As you can see, a wide gap exists between what many children can do and what the CCSS expect them to do.  For more on the Common Core State Standards, go to http://www.corestandards.org/ELA-Literacy/W/K/.

Share your writing with students to improve yours and theirs

A couple of months ago I shared the first scene from a story I am writing with two of my students, an eighth grade brother and a sixth grade sister.

Teacher typing on a laptop seated between a young boy and a young girl.

Their feedback was insightful:  how I started off in the middle of a tense situation, how my short sentences made that tense situation even tenser, how they liked the tenderness of the main character, how shocked they were by something that happened just like the main character must have been, and how real the dialog of the children sounded.

I had previously taught them that writers today are encouraged not to provide back story at the beginning of a narrative, but rather to jump right into the action and weave the backstory in here and there.

“Oh, now I see what you mean,” said the brother.  “You have the mother trying to stop the car, and the 18-wheeler zooming up behind her, and the pickup ahead of her zig-zagging and trapping her.”

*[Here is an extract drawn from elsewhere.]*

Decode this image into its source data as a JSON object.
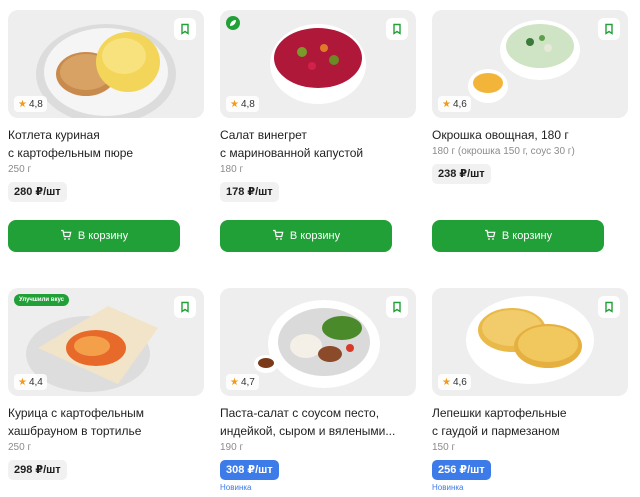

“Yeah, and only then you learn there are children in the back seat who are yelling because they’re scared,” said the sister.

“But you don’t tell anything about them except their names.”

“Yeah, but you still care about them because they’re kids and they’re scared.”

From this short exchange, I was reminded how useful it is for the writing teacher / tutor / parent to share her own writing with a student.

  • Sharing your writing proves that you know how to write, so your praise and criticism are respected by your students.
  • Sharing your writing makes the lesson more collaborative. The students give feedback, ask questions and suggest areas that could be improved, adopting the role usually reserved for the teacher.  The teacher, meanwhile, learns how to improve her writing.
  • Demonstrating the kind of behavior you hope your students will show, such as listening carefully to what they say, adding more information when they say that an idea is vague, and drawing arrows to move ideas around for better sequencing, will lead to the same good writing behaviors in your students.
  • Taking the students’ suggestions seriously models life-long learning, a lifestyle we hope they will adopt.
  • And perhaps most importantly, showing that you do what you are asking them to do builds their respect for you as their teacher.

Use a diagram to “see” the structure of the new SAT essay

When working with students learning how to write an essay for the new SAT exam, I draw diagrams of an essay pattern they can follow. The diagram acts as a prewriting organizer.  It shows students an overall perspective of what they must write.  Here is a diagram that is easy to follow yet leads to an effective SAT essay.

diagram-of-sat-essayThis diagram separates the persuasive techniques from the summary.  In the SAT workbooks, the best essay samples entwine the summary and the persuasive techniques, a more sophisticated pattern to follow.

What is important is to cover all three of the criteria which will be judged:  1) clearly showing that you understand what the essay prompt is all about (the summary), 2) recognizing and analyzing persuasive techniques, and 3) doing all this using excellent English (perfect  grammar, a variety of sentence patterns, advanced vocabulary and–most difficult of all–your own voice).